President Donald Trump won’t have to release his tax returns for California voters to see his name on their ballots next year, at least not yet.
A federal judge on Thursday temporarily suspended a new California law that was intended to force Trump to release five years of tax returns ahead of the state’s March 3, 2020 primary.
Trump’s lawyers argued in the U.S. District Court in Sacramento that the law was unconstitutional because the federal government has jurisdiction over eligibility requirements for candidates running for president.
State attorneys are expected to appeal the decision from Judge Morrison England, and the outcome could play a key role in whether other states decide to advance similar legislation. A separate case challenging California’s law is being considered in the state Supreme Court.
“We are encouraged that the federal court has tentatively concluded that a preliminary injunction should be granted,” said a statement from Jay Sekulow, an attorney representing the Trump campaign. “We look forward to the court’s written order. It remains our position that the law is unconstitutional because states are not permitted to add additional requirements for candidates for president, and that the law violated citizens’ 1st Amendment right of association.”

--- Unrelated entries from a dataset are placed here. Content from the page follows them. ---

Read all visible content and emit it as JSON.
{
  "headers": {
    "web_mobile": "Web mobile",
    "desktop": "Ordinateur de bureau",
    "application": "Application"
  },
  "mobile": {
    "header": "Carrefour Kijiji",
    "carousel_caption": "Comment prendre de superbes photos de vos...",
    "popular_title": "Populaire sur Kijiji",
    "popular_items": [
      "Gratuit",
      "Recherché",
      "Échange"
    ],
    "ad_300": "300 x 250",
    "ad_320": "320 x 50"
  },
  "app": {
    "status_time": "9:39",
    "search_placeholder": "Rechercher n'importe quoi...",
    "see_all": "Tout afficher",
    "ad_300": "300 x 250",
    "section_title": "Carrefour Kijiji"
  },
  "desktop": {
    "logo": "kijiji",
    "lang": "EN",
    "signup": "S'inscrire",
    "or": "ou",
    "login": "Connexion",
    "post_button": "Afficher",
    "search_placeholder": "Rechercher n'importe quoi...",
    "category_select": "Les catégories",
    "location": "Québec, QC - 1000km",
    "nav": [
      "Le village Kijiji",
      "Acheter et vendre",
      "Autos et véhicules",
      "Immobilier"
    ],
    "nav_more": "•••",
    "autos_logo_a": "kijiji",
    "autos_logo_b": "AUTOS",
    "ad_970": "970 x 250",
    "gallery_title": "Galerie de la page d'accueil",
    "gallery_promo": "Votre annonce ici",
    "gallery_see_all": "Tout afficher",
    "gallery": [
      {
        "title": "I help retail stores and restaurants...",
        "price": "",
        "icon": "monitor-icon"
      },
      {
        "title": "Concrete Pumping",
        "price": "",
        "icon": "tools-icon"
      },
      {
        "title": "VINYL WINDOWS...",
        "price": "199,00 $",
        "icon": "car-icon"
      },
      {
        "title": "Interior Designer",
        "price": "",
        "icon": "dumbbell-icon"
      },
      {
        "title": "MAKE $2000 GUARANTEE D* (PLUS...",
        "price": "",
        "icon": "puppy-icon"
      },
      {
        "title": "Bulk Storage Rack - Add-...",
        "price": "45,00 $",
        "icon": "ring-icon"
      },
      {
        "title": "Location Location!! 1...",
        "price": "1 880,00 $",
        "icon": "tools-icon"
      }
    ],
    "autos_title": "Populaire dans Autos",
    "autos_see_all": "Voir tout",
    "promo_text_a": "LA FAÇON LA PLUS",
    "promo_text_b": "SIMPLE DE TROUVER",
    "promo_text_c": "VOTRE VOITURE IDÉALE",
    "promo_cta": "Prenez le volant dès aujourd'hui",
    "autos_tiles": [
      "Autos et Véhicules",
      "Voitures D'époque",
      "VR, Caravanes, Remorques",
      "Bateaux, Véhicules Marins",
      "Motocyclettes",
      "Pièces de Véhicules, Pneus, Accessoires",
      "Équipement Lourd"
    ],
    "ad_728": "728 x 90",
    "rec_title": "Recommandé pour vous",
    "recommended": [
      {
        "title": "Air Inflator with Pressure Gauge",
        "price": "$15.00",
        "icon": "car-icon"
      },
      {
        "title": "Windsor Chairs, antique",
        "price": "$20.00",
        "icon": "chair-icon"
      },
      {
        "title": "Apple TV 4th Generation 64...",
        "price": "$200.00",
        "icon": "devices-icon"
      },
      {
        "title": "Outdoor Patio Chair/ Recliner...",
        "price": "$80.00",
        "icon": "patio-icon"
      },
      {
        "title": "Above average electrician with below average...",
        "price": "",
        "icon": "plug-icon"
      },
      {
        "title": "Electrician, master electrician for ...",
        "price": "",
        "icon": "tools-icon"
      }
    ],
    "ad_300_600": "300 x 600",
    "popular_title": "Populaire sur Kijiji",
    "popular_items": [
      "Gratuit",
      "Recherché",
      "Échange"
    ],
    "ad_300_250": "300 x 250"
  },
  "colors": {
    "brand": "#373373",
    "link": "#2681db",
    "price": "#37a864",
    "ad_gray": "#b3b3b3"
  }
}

Attorneys representing California argued the state has the administrative authority to determine ballot access rules. They also said the public has a strong interest in seeing the president’s tax information, which Democrats believe could reveal troublesome business dealings.
England announced his decision in court and will release a formal written injunction by Oct. 1. Gov. Gavin Newsom signed the law in July.
Jesse Melgar, a spokesman for Newsom, said in a statement that “states have a legal and moral duty to restore public confidence in government and ensure leaders seeking the highest offices meet minimal standards. The disclosure required by this law will shed light on conflicts of interest, self-dealing, or influence from domestic and foreign business interests.”
Under the temporary injunction, Secretary of State Alex Padilla is not allowed to implement the new law.
“We remain firm in our belief that SB 27 is constitutional and provides invaluable transparency for voters as they decide who will hold the most powerful office in the United States,” Padilla said in a statement. “We will determine our next course of action after the judge issues his written ruling.”
England’s decision also applied to four other lawsuits challenging the California law.
Attorney Harmeet Dhillon sued the state on behalf of the California Republican Party, Republican National Committee, Assemblywoman Melissa Melendez, R-Lake Elsinore and multiple voters. A conservative group called Judicial Watch, 2020 presidential candidate Rocky De La Fuente and another voter also challenged California’s law.
Dhillon met with Trump earlier this week when he visited the state for fundraisers. She said they discussed the ongoing lawsuit.
“The president was aware of the lawsuit and confident of victory,” Dhillon said. “The case law was very much on our side.”
At the hearing, England repeatedly questioned the timing of the law, saying lawmakers could have passed a bill before Trump was sworn into office, noting that former Gov. Jerry Brown did not publicly disclose his tax information as a candidate.
Attorneys representing California said Trump motivated the bill because he broke with decades of precedent by refusing to disclose his tax returns. They added, “None of the other candidates were serious contenders.”
England immediately interrupted, and attorneys from Trump’s campaign cited a veto from Brown himself in 2017 that claimed the law could set a “slippery slope” precedent and “may not be constitutional.”
England also questioned whether the federal law called the Ethics In Government Act, prevents states like California from imposing additional rules.
His written ruling could discourage several other states that are considering similar legislation.
At the time Newsom signed the law, 10 states had bills that would’ve forced Trump to release anywhere from one year to 10 years of tax returns in order to get on the primary ballot. California’s law called for presidential and gubernatorial candidates to disclose five years of tax information.
Proposals from Hawaii, Illinois, New Jersey, Rhode Island and Washington already cleared one chamber this year, according to records from the National Conference of State Legislatures’ Election Legislation Database.
Judicial Watch President Tom Fitton called California’s law an “obvious assault on President Trump.” Melendez praised the court’s decision, saying it would prevent other states from passing similar ballot requirements.
“It sends a message to other states who may be contemplating doing something similar: States cannot arbitrarily decide what qualifications a person must meet in order to make it onto the state’s primary ballot,” Melendez said.
The ruling is welcome news for California’s Republican Party, which feared GOP voters wouldn’t vote if Trump does not appear on 2020 ballots. Under the state’s top-two primary system, the two highest vote-getters advance to the general election, regardless of party affiliation.
Defenders of the law argued in court that it was “even-handed,” given it applied to all presidential and gubernatorial candidates, regardless of party. Of the 12 highest-polling Democratic presidential candidates, three would not currently qualify for a spot on California’s ballot. Former Housing and Urban Development Secretary Julián Castro, Hawaii Congresswoman Tulsi Gabbard and venture capitalist Andrew Yang have not yet disclosed their tax information.